See also learning; thinking; understanding.
the Skeptic doctrine that knowledge cannot be certain. —acataleptic
the study of human ignorance.
antagonism to learning, education, and the educated, expressed in literature in a conscious display of simplicity, earthiness, even colorful semi-literacy. —anti-intellectual
, n., adj.
a secret or mystery; carefully hidden knowledge. See also alchemy
, n. pi.
the teaching of useful knowledge. —chrestomathic
men of learning as a class or collectively; the intelligentsia or literati.
the state of being determinate; the quality of being certain or precise.
a system of acquiring knowledge that rejects all o priori
knowledge and relies solely upon observation, experimentation, and induction. Also empirism
, n., adj. —empiric, empirical
the command of a wide range of knowledge.
the writings and thoughts of the 18th-century French Encyclopedists, especially an emphasis on scientific rationalism. —encyclopedist
the branch of philosophy that studies the origin, nature, methods, validity, and limits of human knowledge. —epistemologist
. — epistemic, epistemological
an excessive love or reverence for knowledge. —epistemophiliac
, n., adj.
a reliance on principles of empiricism in philosophy or science. —experimentalist
the characteristic of being an expert.
excessive concern for f acts.
a theory or belief relying heavily on fact. — factualist
. — factualistic
the philosophy of knowledge and the human faculties for learning, Also called gnostology
. —gnosiological, gnoseological
the claim to possess superior knowledge.
the beliefs or claims of certain religious groups or sects that they possess special religious enlightenment. —Illuminati, illuminati, Illuminist, illuminist
trifling or inconsequential facts or trivia.
ignorance or the absence of knowledge. —inscient
the exercise of the intellect.
a devotion to intellectual activities.
an excessive emphasis on intellect and a resulting neglect of emotion. —intellectualistic
the doctrine that the reality of perceived external objects is known intuitively, without the intervention of a representative idea.
the doctrine that knowledge rests upon axiomatic truths discerned intuitively.
the doctrine that moral values and duties can be perceived directly. Also called intuitivism
. —intuitionalist, intuitionist
the method used by Socrates in bringing forth knowledge through questions and insistence upon close and logical reasoning. —maieutic
the doctrine that objects of knowledge have no existence except in themindof theperceiver. —mentalist
a hatred of reason, reasoning, and knowledge. —misologist
a theory that the object and datum of cognition are identical.
universal or inflnite knowledge.
the state of being all-knowing. Also Obsolete, omniscious
a method or means for communicating knowledge or for philosophical inquiry.
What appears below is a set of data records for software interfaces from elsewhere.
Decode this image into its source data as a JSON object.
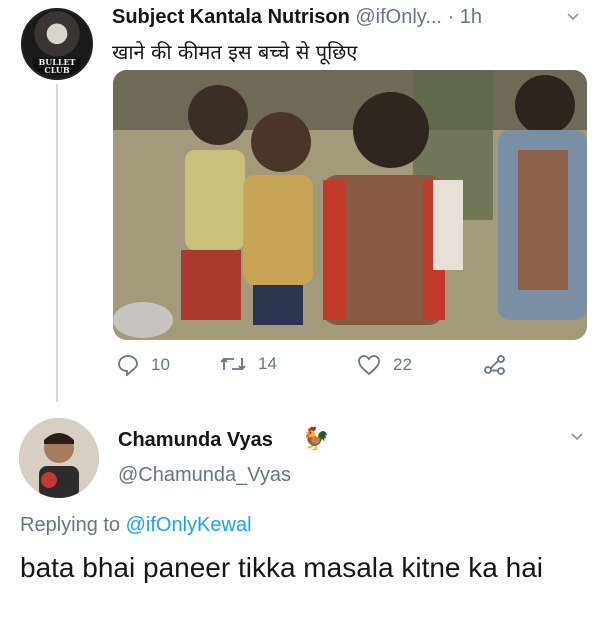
{
  "tweet": {
    "display_name": "Subject Kantala Nutrison",
    "handle": "@ifOnly...",
    "time": "· 1h",
    "text": "खाने की कीमत इस बच्चे से पूछिए",
    "avatar_badge_line1": "BULLET",
    "avatar_badge_line2": "CLUB",
    "actions": {
      "reply_count": "10",
      "retweet_count": "14",
      "like_count": "22"
    },
    "icons": [
      "reply-icon",
      "retweet-icon",
      "like-icon",
      "share-icon",
      "chevron-down-icon"
    ]
  },
  "reply": {
    "display_name": "Chamunda Vyas",
    "name_emoji": "🐓",
    "handle": "@Chamunda_Vyas",
    "replying_label": "Replying to",
    "replying_handle": "@ifOnlyKewal",
    "text": "bata bhai paneer tikka masala kitne ka hai"
  },
  "colors": {
    "link": "#1da1f2",
    "muted": "#657786",
    "text": "#14171a"
  }
}
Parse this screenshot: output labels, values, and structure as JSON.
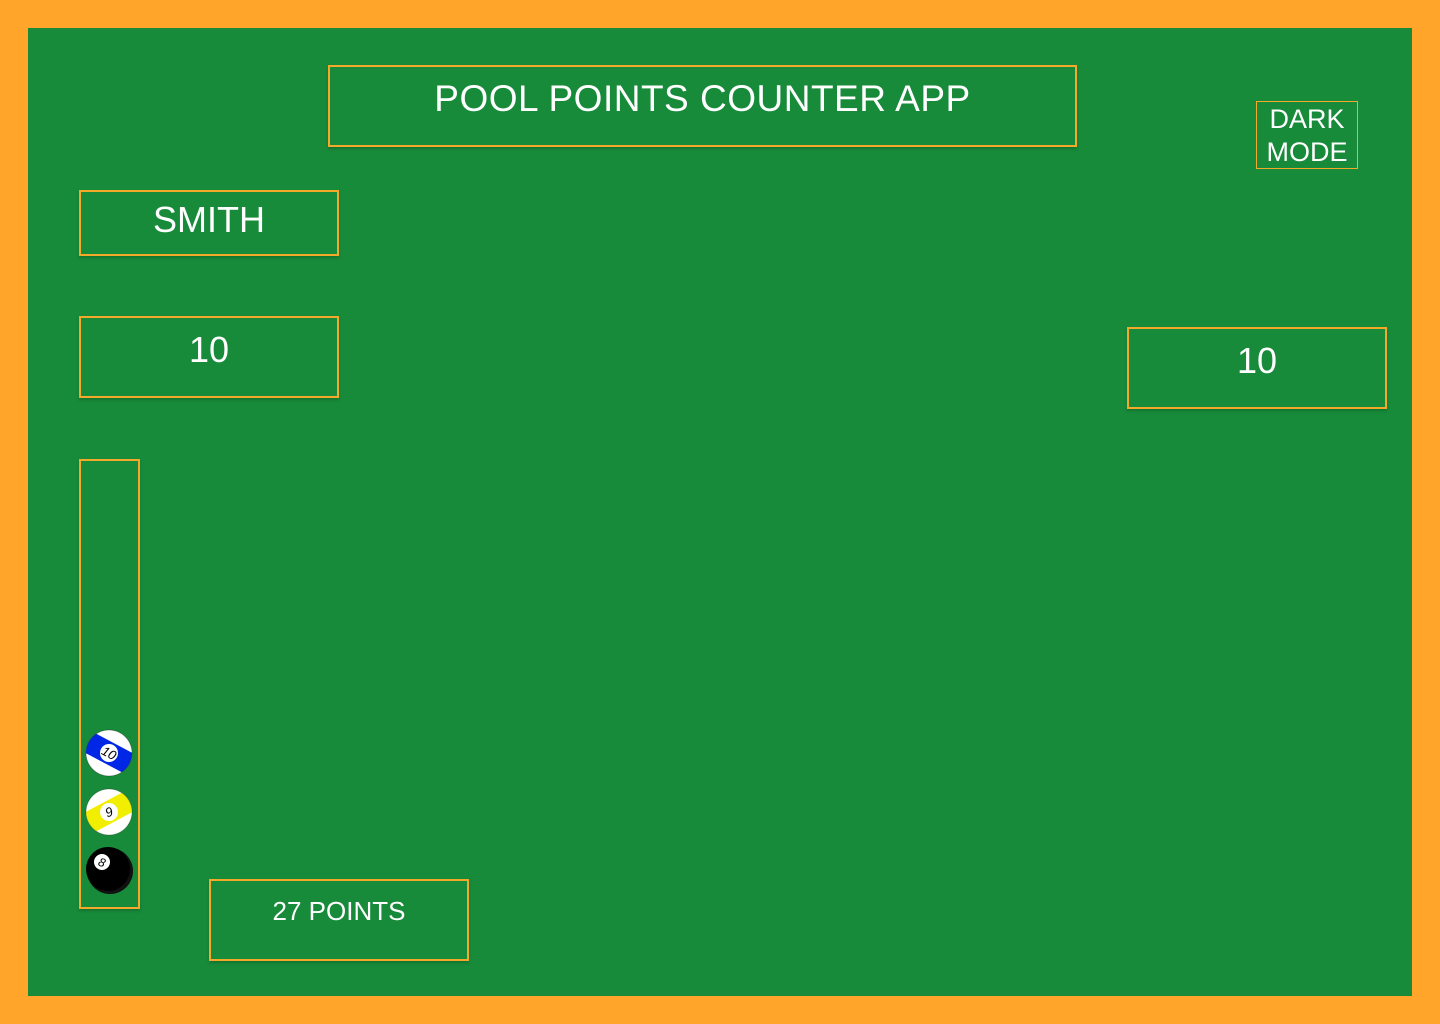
{
  "app": {
    "title": "POOL POINTS COUNTER APP",
    "dark_mode_button": "DARK MODE"
  },
  "player": {
    "name": "SMITH",
    "score_left": "10",
    "score_right": "10"
  },
  "rack": {
    "balls": [
      {
        "number": "10",
        "color": "#0026e6",
        "type": "stripe"
      },
      {
        "number": "9",
        "color": "#f2ee00",
        "type": "stripe"
      },
      {
        "number": "8",
        "color": "#000000",
        "type": "solid"
      }
    ]
  },
  "points_label": "27 POINTS",
  "colors": {
    "frame": "#ffa52a",
    "felt": "#178b3a",
    "border": "#f4a92a",
    "text": "#ffffff"
  }
}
the possession of universal knowledge. Cf. pansophy
the claim to such enlightenment. —pansophist
a universal wisdom or encyclopedie learning.
a system of universal knowledge; pantology. —pansophic
a systematic survey of all branches of knowledge. —pantologist
. —pantologic, pantological
the doctrine that asserts knowledge as relative to sensory perception. —perceptionist
a lover of learning.
an advocate of Philonism. Also spelled Philonist.
a state or quality of full confidence or absolute certainty.
a person of exceptionally wide knowledge; polymath. —polyhistoric
the possession of learning in many fields. —polymath
the theory that perception gives the mind an immediate cognition of an object. —presentationalist, presentationist
in the Middle Ages, one of the two divisions of the seven liberal arts, comprising arithmetic, geometry, astronomy, and music. See also trivium
a scholar or person of great learning.
a superficial knowledge, especially when pretentiously revealed. —sciolist
, n. —sciolistic, sciolous
a supposed knowledge of natura! and supernatural forces, usually based upon tradition rather than ascertained fact, as astrology and phrenology. —sciosophist
the theory of the use of signs, especially words, in their relation to knowledge and cognition.
a theory of symbology that embraces pragmatics and linguistics. —semiotic
a devotion or restriction to a particular pursuit, branch of study, etc.
a field of specialization within a science or area of knowledge, as otology within medicine. —specialist
, n. —specialistic
the study and description of arts and sciences from the point of view of their historical development, geographical, and ethnic distribution.
clairvoyance or other occult or supernatural knowledge.
unimportant, trifling things or details, especially obscure and useless knowledge. —trivial
in the Middle Ages, one of the two divisions of the seven liberal arts, comprising logic, grammar, and rhetoric. See also quadrivium